The manual is well organized and edited, and it includes a CD with a portable document format (pdf) version of the book. The introduction admits that ‘genomics is barely mentioned in this book’, and indeed, the book has stayed true to this promise. Ignoring this major topic in the field of drug safety and pharmacovigilance further supports the assertion that the appropriate role for this book is as a reference for the practitioner in a drug safety department rather than a new student text. The book starts by giving the obligate definitions of the terms that will be covered in the subsequent chapters. The chapters then progress logically, focusing first on issues of drug safety from clinical trials, then post-marketing vigilance, a discussion of the entities responsible for monitoring and enforcement, and then the populations affected by drug administration. The book then moves into the specifics of how the practitioner can effectively monitor and report adverse drug reactions. These chapters are where the book truly shines. Chapter 8, entitled ‘Where the Data Resides’, is an excellent overview of global data collection devices and their strengths and weaknesses. The book has excellent online references covering drug safety links, such as Motherisk and AERs, as well as regulatory websites, such as the United States Food and Drug Administration and the European Medicines Evaluation Agency. Unfortunately, the websites have not been included in the text in order to save space. This decision makes the text more readable but makes it more difficult to access the information when needed for reference. The web links are listed at the end of the book and are ‘active links’ in the pdf version on the included CD. While the book generally provides a brief synopsis of a topic with bulleted points or references, occasionally, authors over-quote regulatory documents when the reference itself would suffice or over-bullet, which makes the associated section difficult to read. Chapter 37, the chapter discussing the International Conference on Harmonization, suffers from these flaws. The topic is essential for a student who is new to the field and to a practitioner needing an easy reference, but the chapter has too little background information and is over-bulleted, making it unreadable. Contrast to this format with chapter 40, entitled ‘Organization of a Typical Drug Safety Department’, the author gives an excellent overview of the structure of a drug safety department with practical advice about how to establish such a department. Each chapter concludes with the ‘frequently asked questions’ which lends depth to the respective chapters. These questions seem to serve as thought-provoking tools for students since the chapters often lack the discussion necessary for student level learners.

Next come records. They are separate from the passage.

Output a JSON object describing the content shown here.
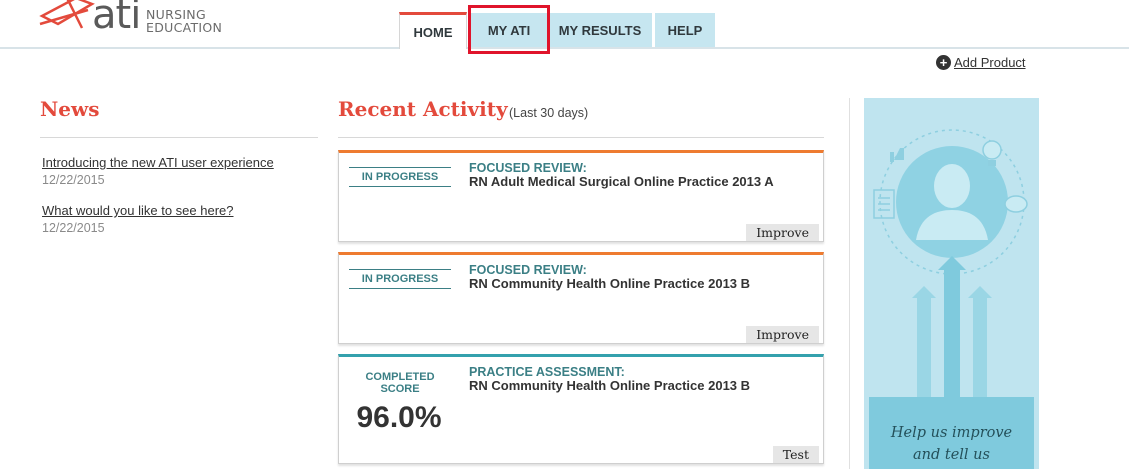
{
  "header": {
    "logo_text": "ati",
    "logo_sub_line1": "NURSING",
    "logo_sub_line2": "EDUCATION"
  },
  "tabs": [
    {
      "label": "HOME",
      "active": true
    },
    {
      "label": "MY ATI",
      "active": false,
      "highlighted": true
    },
    {
      "label": "MY RESULTS",
      "active": false
    },
    {
      "label": "HELP",
      "active": false
    }
  ],
  "add_product": {
    "icon": "plus-circle-icon",
    "label": "Add Product"
  },
  "news": {
    "title": "News",
    "items": [
      {
        "link": "Introducing the new ATI user experience",
        "date": "12/22/2015"
      },
      {
        "link": "What would you like to see here?",
        "date": "12/22/2015"
      }
    ]
  },
  "recent_activity": {
    "title": "Recent Activity",
    "subtitle": "(Last 30 days)",
    "cards": [
      {
        "status": "IN PROGRESS",
        "type": "FOCUSED REVIEW:",
        "name": "RN Adult Medical Surgical Online Practice 2013 A",
        "button": "Improve",
        "accent": "#ee7b30"
      },
      {
        "status": "IN PROGRESS",
        "type": "FOCUSED REVIEW:",
        "name": "RN Community Health Online Practice 2013 B",
        "button": "Improve",
        "accent": "#ee7b30"
      },
      {
        "status_line1": "COMPLETED",
        "status_line2": "SCORE",
        "score": "96.0%",
        "type": "PRACTICE ASSESSMENT:",
        "name": "RN Community Health Online Practice 2013 B",
        "button": "Test",
        "accent": "#34a1ad"
      }
    ]
  },
  "promo": {
    "line1": "Help us improve",
    "line2": "and tell us"
  },
  "colors": {
    "accent_red": "#e34a3c",
    "tab_bg": "#c6e6f0",
    "teal_text": "#3b7f85",
    "highlight_box": "#e0142b"
  }
}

Students learning the historical background, basics concepts, and future direction of the field should continue to use such books as the Textbook of Pharmacoepidemiology or Stephen's Detection of New Adverse Drug Reactions. Despite its shortcomings for a new student in the field, Cobert's Manual of Drug Safety and Pharmacovigilance concisely places a large amount of information essential to the daily activities of a drug safety department in one easy-to-navigate text. This book is an essential reference for those working in the field of drug safety.

Competing interests

The author has no competing interests to declare.

Authors’ information

AAM is an assistant professor at the Emergency Medicine and Medical Toxicology departments of Emergency Medicine and Pharmaceutical Sciences, University of Colorado Denver-Anschutz Medical Center in Aurora, CO, USA.